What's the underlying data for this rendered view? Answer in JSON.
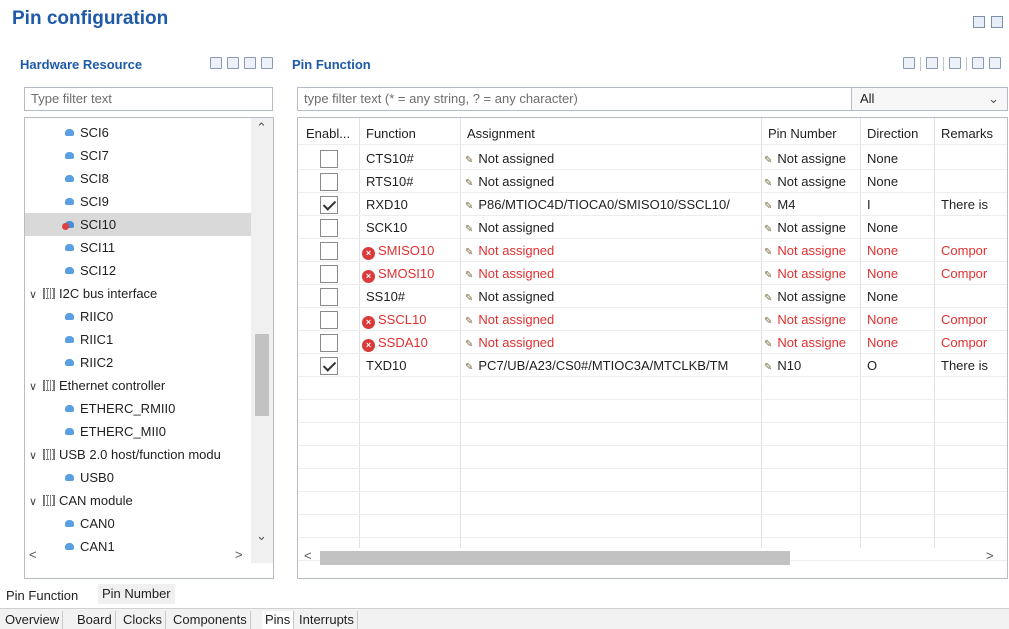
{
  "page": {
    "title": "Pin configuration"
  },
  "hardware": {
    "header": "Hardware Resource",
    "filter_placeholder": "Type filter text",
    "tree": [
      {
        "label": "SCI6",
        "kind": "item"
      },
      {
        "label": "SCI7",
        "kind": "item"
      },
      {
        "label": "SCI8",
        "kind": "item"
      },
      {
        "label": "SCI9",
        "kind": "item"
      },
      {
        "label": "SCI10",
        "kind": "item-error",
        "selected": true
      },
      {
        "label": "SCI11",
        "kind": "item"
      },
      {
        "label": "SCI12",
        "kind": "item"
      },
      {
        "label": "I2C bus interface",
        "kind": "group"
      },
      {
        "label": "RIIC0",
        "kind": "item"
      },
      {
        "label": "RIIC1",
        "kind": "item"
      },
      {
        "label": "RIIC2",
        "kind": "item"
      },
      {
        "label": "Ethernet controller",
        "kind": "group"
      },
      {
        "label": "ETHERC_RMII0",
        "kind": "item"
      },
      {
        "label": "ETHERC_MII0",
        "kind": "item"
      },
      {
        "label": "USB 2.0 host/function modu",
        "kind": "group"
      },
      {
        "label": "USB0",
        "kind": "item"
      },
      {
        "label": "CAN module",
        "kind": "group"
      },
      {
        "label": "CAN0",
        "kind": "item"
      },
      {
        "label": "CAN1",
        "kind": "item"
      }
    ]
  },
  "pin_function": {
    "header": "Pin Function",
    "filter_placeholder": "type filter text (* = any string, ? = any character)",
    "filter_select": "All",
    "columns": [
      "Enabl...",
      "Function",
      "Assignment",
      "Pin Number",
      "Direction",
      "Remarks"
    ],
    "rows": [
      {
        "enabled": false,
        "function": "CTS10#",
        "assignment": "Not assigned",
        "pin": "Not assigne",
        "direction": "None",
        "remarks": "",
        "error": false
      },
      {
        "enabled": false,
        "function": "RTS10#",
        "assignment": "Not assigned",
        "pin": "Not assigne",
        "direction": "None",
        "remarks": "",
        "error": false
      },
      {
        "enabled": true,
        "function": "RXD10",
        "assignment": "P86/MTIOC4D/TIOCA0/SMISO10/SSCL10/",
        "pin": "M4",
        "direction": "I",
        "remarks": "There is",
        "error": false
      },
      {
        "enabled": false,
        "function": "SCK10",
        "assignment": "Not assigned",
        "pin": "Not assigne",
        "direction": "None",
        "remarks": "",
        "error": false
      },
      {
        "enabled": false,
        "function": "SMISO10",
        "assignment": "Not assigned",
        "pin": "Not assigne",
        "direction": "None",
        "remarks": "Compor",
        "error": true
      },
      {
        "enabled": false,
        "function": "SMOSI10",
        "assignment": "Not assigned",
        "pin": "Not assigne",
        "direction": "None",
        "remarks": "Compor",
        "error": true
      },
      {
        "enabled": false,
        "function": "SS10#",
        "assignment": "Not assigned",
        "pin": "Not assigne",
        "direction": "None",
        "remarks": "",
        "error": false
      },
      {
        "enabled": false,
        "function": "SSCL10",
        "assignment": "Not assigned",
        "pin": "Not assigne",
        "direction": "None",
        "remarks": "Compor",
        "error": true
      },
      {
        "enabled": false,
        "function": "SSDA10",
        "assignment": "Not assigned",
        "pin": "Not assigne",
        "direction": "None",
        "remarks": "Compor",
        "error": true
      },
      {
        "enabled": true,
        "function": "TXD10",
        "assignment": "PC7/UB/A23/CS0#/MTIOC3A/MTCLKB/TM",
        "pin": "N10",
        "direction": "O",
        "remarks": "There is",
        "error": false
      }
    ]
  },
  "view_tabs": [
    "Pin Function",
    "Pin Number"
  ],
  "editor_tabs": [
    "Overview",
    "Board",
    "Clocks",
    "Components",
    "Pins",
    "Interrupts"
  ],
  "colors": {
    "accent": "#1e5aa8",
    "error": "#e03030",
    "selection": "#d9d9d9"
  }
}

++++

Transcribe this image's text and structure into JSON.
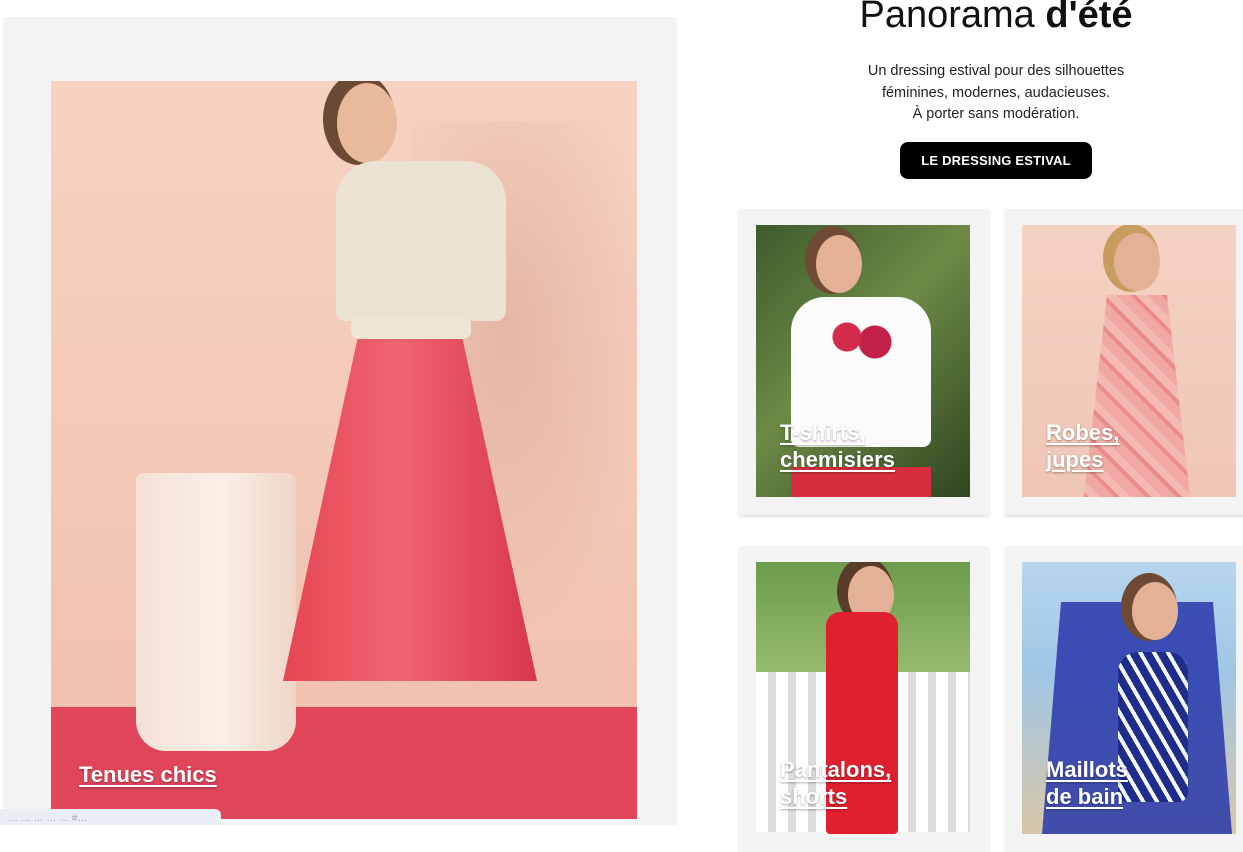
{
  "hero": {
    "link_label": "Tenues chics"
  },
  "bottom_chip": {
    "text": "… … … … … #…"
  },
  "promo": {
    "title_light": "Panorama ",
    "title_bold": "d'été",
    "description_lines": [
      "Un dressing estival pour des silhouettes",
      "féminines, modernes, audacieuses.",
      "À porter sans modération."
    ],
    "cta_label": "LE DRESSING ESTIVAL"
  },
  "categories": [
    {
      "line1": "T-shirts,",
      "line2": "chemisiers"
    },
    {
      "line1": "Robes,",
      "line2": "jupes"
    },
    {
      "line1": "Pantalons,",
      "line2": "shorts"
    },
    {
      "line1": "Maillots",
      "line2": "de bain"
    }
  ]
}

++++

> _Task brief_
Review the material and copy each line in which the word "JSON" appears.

> _Answer to this problem_
What's the underlying data for this rendered view? Answer in JSON.
Transcribe this image's text and structure into JSON.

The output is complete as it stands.